This was the implied threat made by an attorney representing Horah, who was fired this month after ongoing controversy regarding financial management of the Gulf Beaches Public Library.
Horah, who was hired in 1999 and earned a $69,436 salary, was also criticized for excessive absences from work this year — much due to illnesses and deaths in her family.
Attorney John D. Goldsmith called Horah's dismissal "a disgrace" and gave the board 10 days, until Monday, to respond that it is "interested in discussing settlement." Otherwise, he said, Horah would "pursue her legal remedies."
He said the board breached several provisions of Horah's contract when it fired her.

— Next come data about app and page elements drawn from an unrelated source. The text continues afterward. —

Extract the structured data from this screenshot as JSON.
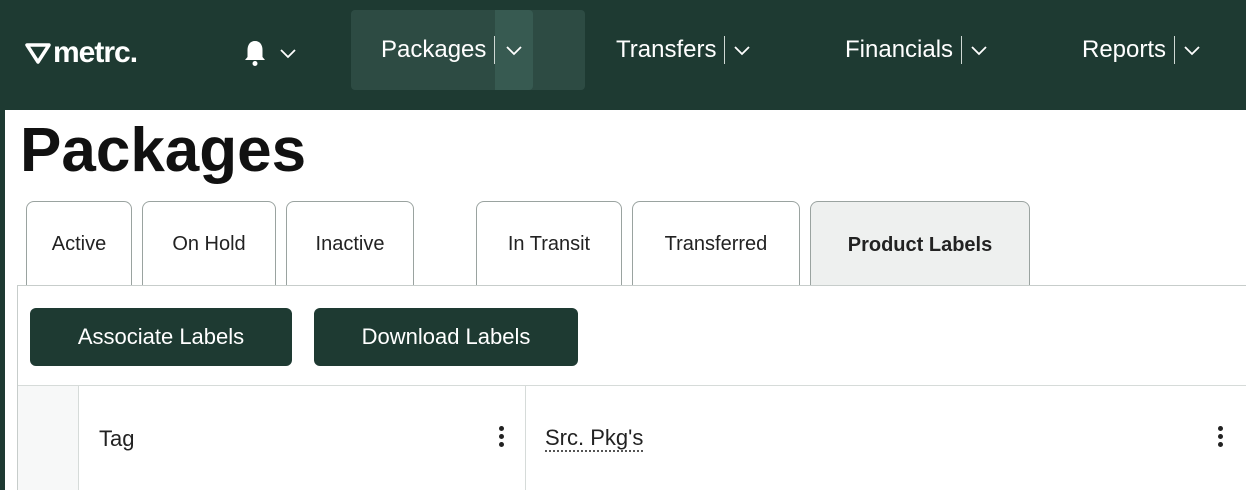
{
  "app": {
    "logo_text": "metrc.",
    "colors": {
      "nav_bg": "#1e3a32",
      "button_bg": "#1e3a32",
      "tab_selected_bg": "#eef0ef"
    }
  },
  "nav": {
    "bell_icon": "bell-icon",
    "items": [
      {
        "label": "Packages",
        "active": true
      },
      {
        "label": "Transfers",
        "active": false
      },
      {
        "label": "Financials",
        "active": false
      },
      {
        "label": "Reports",
        "active": false
      }
    ]
  },
  "page": {
    "title": "Packages"
  },
  "tabs": [
    {
      "label": "Active",
      "selected": false
    },
    {
      "label": "On Hold",
      "selected": false
    },
    {
      "label": "Inactive",
      "selected": false
    },
    {
      "label": "In Transit",
      "selected": false
    },
    {
      "label": "Transferred",
      "selected": false
    },
    {
      "label": "Product Labels",
      "selected": true
    }
  ],
  "toolbar": {
    "associate_label": "Associate Labels",
    "download_label": "Download Labels"
  },
  "grid": {
    "columns": [
      {
        "label": "Tag"
      },
      {
        "label": "Src. Pkg's"
      }
    ]
  }
}
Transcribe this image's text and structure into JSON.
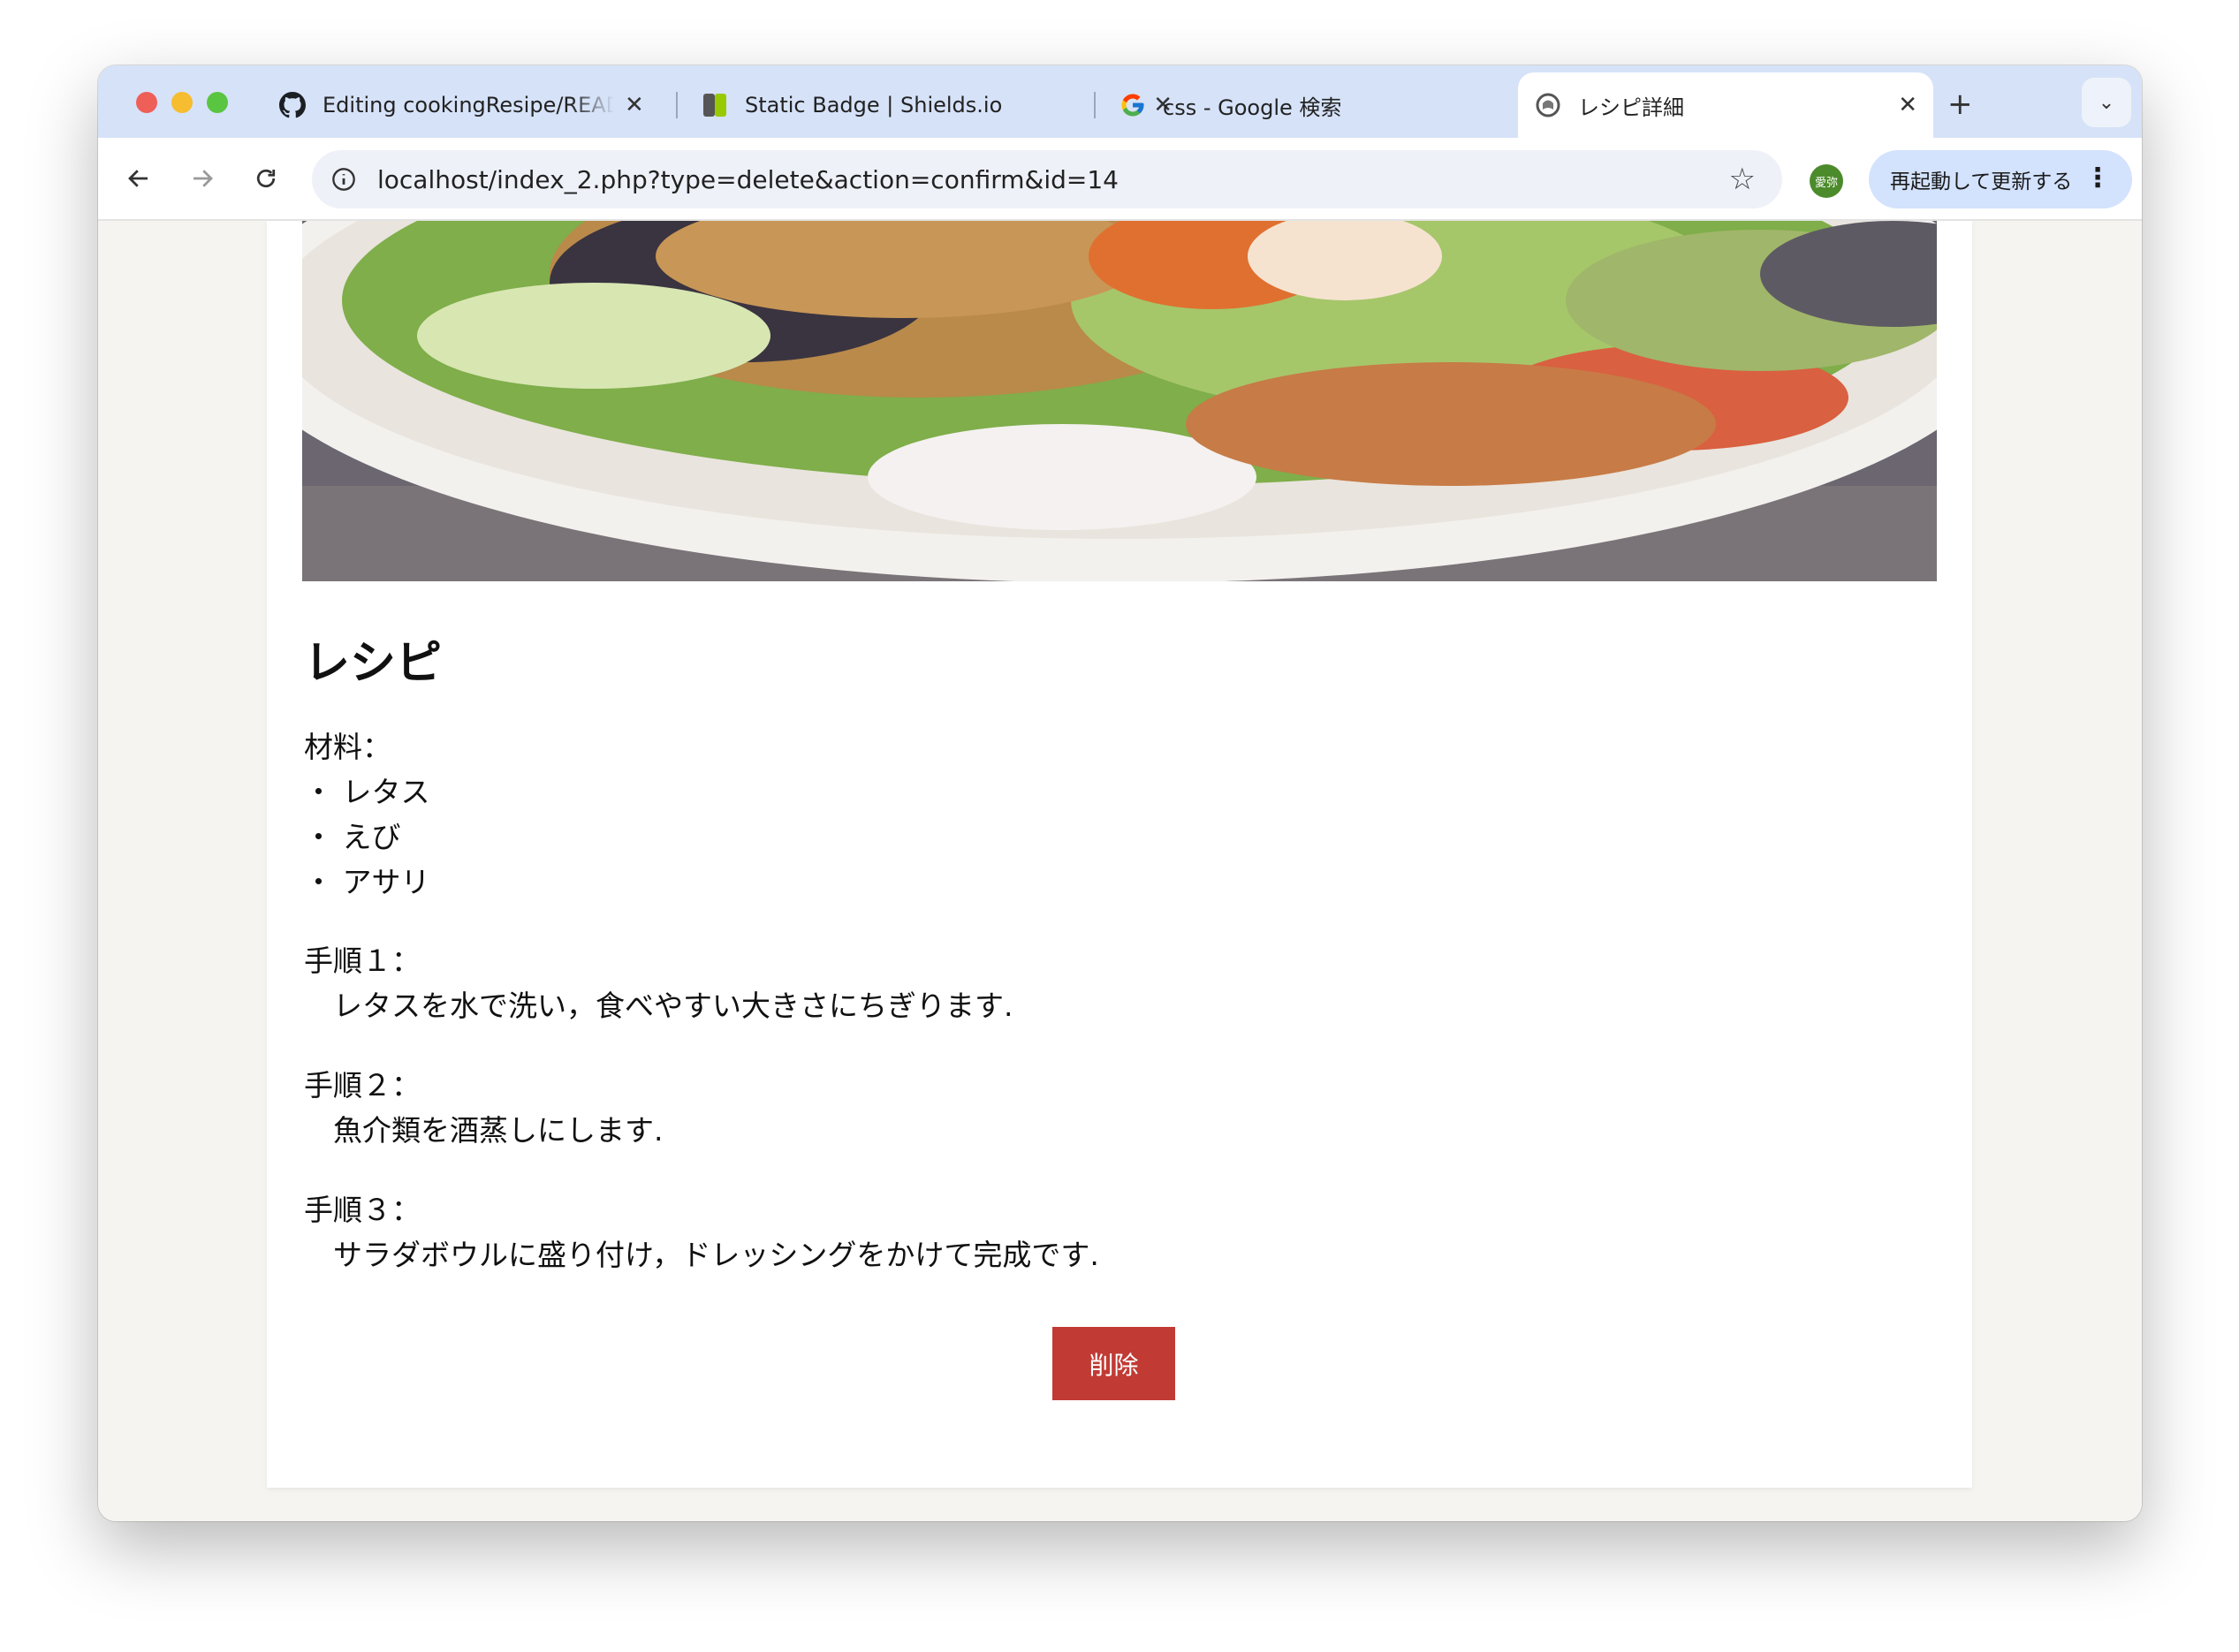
{
  "tabs": [
    {
      "title": "Editing cookingResipe/README.md",
      "icon": "github-icon"
    },
    {
      "title": "Static Badge | Shields.io",
      "icon": "shields-icon"
    },
    {
      "title": "css - Google 検索",
      "icon": "google-icon"
    },
    {
      "title": "レシピ詳細",
      "icon": "page-icon",
      "active": true
    }
  ],
  "toolbar": {
    "url": "localhost/index_2.php?type=delete&action=confirm&id=14",
    "avatar_text": "愛弥",
    "update_label": "再起動して更新する"
  },
  "recipe": {
    "title": "レシピ",
    "ingredients_label": "材料：",
    "ingredients": [
      "・ レタス",
      "・ えび",
      "・ アサリ"
    ],
    "steps": [
      {
        "label": "手順１：",
        "text": "　レタスを水で洗い，食べやすい大きさにちぎります."
      },
      {
        "label": "手順２：",
        "text": "　魚介類を酒蒸しにします."
      },
      {
        "label": "手順３：",
        "text": "　サラダボウルに盛り付け，ドレッシングをかけて完成です."
      }
    ],
    "delete_label": "削除"
  },
  "colors": {
    "tabstrip": "#d6e2f8",
    "delete_button": "#c13a34",
    "page_background": "#f5f4f0"
  }
}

The board voted unanimously last month to fire Horah even though she could not attend the meeting because she was traveling out of state on family matters.
At the time, library board chairman Nick Simons told the board he had polled the other town mayors and found they had "lost confidence" in Horah's management of the library.
Simons, who said he was unsuccessful in several attempts to reach Horah, formally fired her on Nov. 3 when she returned to work.
Goldsmith said Horah was "dismissed without warning" when her contract called for a verbal warning to be given first, followed by written warnings.
"Only after a second written warning for a third occurrence of the same action could her employment be terminated. Ms. Horah never received any verbal warning," Goldsmith wrote.
He said the stated reason for Horah's termination is "demonstrably false," particularly claims that Horah had concealed some $300,000 in reserves from the board.
Both the library's auditor and board treasurer knew of the money, he said.
"The additional $300,000 in reserves is proof of her competence, not grounds for a humiliating and immediate dismissal," Goldsmith said in his letter.
The attorney also challenged the actual vote to fire Horah, which he said did not involve a "majority of the voting trustees." Without such a quorum, he said, "her termination is without force and effect."
Goldsmith also cited Horah's "faithful" performance of her library duties during a "difficult last year as her husband slowly died."
He also cited "false and defamatory" remarks made against Horah by board members during public meetings that suggested she was "dishonest, lacks integrity or committed a crime."
Goldsmith said Horah would "aggressively pursue all avenues to vindicate her actions and attempt to repair the malicious damage to her reputation."
After reviewing Goldsmith's letter Monday, the board authorized Simons to hire an attorney to contact Goldsmith.
Simons refused to comment and instructed other board members not to discuss the letter until they are represented by an attorney.
The board's firing of Horah came amid increasing criticism of her leadership by two of the library's member towns — Treasure Island and Madeira Beach. Other towns financially supporting the library include Redington Beach, North Redington Beach and Redington Shores.
The criticism came to a head when Treasure Island voted in September not to fund the library for the coming year.
Following Horah's dismissal, youth services librarian Travis Sherman was named interim library director. Stanley Silverstein, the library's circulation supervisor, is serving as the library's business manager.
Horah could not be reached for comment.